Stored dataset items:
------------------------

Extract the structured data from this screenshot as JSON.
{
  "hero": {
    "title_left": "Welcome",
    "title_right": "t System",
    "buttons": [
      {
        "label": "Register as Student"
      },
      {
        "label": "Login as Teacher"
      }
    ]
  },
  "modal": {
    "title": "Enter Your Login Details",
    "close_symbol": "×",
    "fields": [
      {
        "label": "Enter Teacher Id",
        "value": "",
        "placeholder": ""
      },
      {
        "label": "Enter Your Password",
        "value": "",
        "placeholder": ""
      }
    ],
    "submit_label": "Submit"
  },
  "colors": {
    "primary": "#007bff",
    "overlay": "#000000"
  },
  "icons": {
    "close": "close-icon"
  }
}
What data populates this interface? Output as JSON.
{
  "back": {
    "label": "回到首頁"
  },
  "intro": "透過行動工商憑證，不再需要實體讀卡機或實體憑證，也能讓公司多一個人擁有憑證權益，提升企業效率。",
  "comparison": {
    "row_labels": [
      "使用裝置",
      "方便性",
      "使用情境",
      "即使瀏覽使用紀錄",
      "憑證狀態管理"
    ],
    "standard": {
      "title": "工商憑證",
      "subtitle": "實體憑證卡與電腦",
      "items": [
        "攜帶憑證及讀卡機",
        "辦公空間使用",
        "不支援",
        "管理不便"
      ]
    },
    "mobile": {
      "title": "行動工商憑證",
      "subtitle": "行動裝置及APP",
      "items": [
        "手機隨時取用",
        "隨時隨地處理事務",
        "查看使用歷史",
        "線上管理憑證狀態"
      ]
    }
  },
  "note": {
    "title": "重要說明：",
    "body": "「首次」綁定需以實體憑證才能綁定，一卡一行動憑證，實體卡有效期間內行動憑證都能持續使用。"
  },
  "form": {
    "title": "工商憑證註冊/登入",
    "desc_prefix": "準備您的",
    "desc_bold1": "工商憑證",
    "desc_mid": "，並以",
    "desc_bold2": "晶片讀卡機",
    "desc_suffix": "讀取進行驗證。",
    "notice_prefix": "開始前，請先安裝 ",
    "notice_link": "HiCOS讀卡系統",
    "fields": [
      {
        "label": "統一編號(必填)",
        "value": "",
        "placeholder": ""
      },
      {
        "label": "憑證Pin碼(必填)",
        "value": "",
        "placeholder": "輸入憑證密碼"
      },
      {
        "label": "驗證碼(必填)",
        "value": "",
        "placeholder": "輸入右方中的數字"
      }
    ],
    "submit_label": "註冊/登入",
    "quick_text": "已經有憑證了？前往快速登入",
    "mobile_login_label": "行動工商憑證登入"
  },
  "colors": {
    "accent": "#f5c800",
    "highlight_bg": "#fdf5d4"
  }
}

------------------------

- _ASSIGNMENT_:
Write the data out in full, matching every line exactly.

- _REPLY_:
Extract the structured data from this screenshot as JSON.
{
  "hero": {
    "title_left": "Welcome",
    "title_right": "t System",
    "buttons": [
      {
        "label": "Register as Student"
      },
      {
        "label": "Login as Teacher"
      }
    ]
  },
  "modal": {
    "title": "Enter Your Login Details",
    "close_symbol": "×",
    "fields": [
      {
        "label": "Enter Teacher Id",
        "value": "",
        "placeholder": ""
      },
      {
        "label": "Enter Your Password",
        "value": "",
        "placeholder": ""
      }
    ],
    "submit_label": "Submit"
  },
  "colors": {
    "primary": "#007bff",
    "overlay": "#000000"
  },
  "icons": {
    "close": "close-icon"
  }
}
What data populates this interface? Output as JSON.
{
  "back": {
    "label": "回到首頁"
  },
  "intro": "透過行動工商憑證，不再需要實體讀卡機或實體憑證，也能讓公司多一個人擁有憑證權益，提升企業效率。",
  "comparison": {
    "row_labels": [
      "使用裝置",
      "方便性",
      "使用情境",
      "即使瀏覽使用紀錄",
      "憑證狀態管理"
    ],
    "standard": {
      "title": "工商憑證",
      "subtitle": "實體憑證卡與電腦",
      "items": [
        "攜帶憑證及讀卡機",
        "辦公空間使用",
        "不支援",
        "管理不便"
      ]
    },
    "mobile": {
      "title": "行動工商憑證",
      "subtitle": "行動裝置及APP",
      "items": [
        "手機隨時取用",
        "隨時隨地處理事務",
        "查看使用歷史",
        "線上管理憑證狀態"
      ]
    }
  },
  "note": {
    "title": "重要說明：",
    "body": "「首次」綁定需以實體憑證才能綁定，一卡一行動憑證，實體卡有效期間內行動憑證都能持續使用。"
  },
  "form": {
    "title": "工商憑證註冊/登入",
    "desc_prefix": "準備您的",
    "desc_bold1": "工商憑證",
    "desc_mid": "，並以",
    "desc_bold2": "晶片讀卡機",
    "desc_suffix": "讀取進行驗證。",
    "notice_prefix": "開始前，請先安裝 ",
    "notice_link": "HiCOS讀卡系統",
    "fields": [
      {
        "label": "統一編號(必填)",
        "value": "",
        "placeholder": ""
      },
      {
        "label": "憑證Pin碼(必填)",
        "value": "",
        "placeholder": "輸入憑證密碼"
      },
      {
        "label": "驗證碼(必填)",
        "value": "",
        "placeholder": "輸入右方中的數字"
      }
    ],
    "submit_label": "註冊/登入",
    "quick_text": "已經有憑證了？前往快速登入",
    "mobile_login_label": "行動工商憑證登入"
  },
  "colors": {
    "accent": "#f5c800",
    "highlight_bg": "#fdf5d4"
  }
}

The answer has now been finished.